Input data
+++

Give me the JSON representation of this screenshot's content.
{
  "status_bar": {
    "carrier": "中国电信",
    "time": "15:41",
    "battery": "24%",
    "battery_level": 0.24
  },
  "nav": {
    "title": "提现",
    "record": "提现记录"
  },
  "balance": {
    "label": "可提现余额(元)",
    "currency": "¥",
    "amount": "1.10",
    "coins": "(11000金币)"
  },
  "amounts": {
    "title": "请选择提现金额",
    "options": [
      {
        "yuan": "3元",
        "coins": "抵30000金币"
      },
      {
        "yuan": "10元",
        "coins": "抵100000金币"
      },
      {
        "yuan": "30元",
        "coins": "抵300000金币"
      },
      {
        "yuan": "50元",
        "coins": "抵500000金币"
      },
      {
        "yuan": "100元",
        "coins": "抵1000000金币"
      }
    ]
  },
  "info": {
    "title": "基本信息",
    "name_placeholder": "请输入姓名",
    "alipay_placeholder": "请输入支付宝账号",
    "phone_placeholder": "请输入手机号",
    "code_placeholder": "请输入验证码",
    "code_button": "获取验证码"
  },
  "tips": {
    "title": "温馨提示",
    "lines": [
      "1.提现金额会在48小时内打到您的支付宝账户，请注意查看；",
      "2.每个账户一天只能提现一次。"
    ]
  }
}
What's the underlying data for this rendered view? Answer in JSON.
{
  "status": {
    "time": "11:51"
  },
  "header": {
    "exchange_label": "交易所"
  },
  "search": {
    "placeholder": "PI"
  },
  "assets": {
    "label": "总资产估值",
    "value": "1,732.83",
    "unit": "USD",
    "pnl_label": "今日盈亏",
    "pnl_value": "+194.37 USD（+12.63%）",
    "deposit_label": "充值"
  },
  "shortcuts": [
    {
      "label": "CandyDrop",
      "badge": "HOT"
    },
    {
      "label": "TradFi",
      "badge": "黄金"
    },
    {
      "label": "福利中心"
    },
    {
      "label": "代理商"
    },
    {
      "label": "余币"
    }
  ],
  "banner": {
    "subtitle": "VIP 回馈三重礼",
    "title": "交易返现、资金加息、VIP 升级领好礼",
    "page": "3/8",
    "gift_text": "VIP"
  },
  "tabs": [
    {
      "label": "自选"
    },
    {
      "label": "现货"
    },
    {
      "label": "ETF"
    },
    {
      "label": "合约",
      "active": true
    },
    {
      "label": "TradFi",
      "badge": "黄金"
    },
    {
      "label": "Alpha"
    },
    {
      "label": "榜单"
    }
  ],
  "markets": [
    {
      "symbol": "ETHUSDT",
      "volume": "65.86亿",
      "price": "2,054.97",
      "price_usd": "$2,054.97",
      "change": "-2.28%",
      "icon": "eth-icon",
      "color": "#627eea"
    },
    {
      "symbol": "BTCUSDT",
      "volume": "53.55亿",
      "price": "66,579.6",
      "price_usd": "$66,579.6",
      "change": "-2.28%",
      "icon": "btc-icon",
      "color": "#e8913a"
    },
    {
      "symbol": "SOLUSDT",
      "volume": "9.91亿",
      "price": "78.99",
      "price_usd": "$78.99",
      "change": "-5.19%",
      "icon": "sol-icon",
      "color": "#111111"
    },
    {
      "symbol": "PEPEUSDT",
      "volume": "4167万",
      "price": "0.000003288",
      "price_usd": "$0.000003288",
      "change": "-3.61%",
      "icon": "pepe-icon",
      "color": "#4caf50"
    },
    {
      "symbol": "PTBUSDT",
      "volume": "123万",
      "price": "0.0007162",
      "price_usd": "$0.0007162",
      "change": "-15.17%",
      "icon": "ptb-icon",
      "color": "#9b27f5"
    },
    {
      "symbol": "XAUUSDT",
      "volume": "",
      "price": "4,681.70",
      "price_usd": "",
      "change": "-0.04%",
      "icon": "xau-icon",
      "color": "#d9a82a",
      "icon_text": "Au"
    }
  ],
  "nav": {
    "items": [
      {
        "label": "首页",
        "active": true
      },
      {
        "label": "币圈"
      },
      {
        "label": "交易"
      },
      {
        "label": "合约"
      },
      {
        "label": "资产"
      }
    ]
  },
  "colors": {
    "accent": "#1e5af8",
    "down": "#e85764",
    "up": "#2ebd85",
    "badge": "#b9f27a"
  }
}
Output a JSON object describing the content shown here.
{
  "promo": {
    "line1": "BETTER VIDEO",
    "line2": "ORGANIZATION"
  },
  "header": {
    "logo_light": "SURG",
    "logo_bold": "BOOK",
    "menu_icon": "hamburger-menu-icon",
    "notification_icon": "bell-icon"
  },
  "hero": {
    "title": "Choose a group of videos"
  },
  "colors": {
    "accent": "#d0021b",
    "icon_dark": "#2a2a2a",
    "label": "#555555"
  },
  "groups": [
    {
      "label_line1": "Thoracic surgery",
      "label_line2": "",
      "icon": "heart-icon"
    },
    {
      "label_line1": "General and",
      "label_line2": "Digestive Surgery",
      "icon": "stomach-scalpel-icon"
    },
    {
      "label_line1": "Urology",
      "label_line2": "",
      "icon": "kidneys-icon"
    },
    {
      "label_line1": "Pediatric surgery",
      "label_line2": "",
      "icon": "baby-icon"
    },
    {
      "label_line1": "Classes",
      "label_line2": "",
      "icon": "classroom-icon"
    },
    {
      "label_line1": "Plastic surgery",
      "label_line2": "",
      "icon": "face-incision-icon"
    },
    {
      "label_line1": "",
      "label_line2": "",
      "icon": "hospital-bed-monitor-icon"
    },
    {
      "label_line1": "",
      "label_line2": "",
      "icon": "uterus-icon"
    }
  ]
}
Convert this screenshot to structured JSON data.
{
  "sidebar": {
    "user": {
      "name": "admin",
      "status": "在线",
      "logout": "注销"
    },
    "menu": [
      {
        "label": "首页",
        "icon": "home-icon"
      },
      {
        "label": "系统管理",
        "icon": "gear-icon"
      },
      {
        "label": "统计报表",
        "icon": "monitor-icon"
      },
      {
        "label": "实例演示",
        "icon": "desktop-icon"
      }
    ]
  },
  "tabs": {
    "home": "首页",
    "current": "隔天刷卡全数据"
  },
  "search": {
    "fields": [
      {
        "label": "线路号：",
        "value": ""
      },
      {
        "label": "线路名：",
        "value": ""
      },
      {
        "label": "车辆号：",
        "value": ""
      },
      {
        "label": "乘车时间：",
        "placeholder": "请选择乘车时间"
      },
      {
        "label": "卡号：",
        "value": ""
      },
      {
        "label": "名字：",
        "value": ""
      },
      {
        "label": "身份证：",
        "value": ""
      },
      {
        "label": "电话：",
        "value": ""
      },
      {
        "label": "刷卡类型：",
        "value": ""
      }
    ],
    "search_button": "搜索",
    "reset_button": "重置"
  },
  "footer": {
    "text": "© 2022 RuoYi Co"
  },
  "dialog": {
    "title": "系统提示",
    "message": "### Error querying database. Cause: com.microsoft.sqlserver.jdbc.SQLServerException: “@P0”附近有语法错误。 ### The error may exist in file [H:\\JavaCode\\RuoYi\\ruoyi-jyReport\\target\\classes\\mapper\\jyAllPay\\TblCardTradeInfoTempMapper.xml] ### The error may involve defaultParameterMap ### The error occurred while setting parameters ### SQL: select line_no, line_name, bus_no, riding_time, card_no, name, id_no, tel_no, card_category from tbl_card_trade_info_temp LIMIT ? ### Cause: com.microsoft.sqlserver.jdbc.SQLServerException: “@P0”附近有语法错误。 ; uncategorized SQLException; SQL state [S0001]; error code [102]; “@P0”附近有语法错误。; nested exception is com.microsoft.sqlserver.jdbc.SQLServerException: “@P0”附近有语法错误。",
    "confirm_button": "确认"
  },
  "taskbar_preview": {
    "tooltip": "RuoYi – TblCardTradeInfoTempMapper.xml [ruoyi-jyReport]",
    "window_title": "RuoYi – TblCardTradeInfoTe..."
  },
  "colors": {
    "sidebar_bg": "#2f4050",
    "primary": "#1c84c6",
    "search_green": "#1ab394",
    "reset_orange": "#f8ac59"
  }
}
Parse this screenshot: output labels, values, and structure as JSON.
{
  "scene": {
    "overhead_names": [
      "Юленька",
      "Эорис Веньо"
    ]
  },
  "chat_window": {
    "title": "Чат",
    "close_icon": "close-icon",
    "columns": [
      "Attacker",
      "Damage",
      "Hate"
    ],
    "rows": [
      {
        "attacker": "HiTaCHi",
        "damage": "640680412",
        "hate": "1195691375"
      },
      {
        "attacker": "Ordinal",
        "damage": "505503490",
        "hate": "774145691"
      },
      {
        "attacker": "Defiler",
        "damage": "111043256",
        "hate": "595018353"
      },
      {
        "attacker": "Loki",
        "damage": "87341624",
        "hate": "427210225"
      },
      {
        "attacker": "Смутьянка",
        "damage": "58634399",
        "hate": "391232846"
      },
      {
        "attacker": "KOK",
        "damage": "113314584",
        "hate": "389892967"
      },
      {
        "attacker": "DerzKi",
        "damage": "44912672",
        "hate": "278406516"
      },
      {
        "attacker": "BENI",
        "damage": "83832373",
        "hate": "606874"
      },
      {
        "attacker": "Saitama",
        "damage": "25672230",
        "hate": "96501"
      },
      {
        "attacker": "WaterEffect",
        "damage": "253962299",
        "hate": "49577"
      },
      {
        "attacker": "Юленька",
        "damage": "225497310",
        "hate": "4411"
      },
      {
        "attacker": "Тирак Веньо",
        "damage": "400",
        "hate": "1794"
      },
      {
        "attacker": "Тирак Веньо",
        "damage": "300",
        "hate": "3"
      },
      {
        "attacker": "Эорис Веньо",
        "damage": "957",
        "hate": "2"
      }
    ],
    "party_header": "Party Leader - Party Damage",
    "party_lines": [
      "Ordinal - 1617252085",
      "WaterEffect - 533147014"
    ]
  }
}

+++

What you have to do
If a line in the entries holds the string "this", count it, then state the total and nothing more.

Written answer
4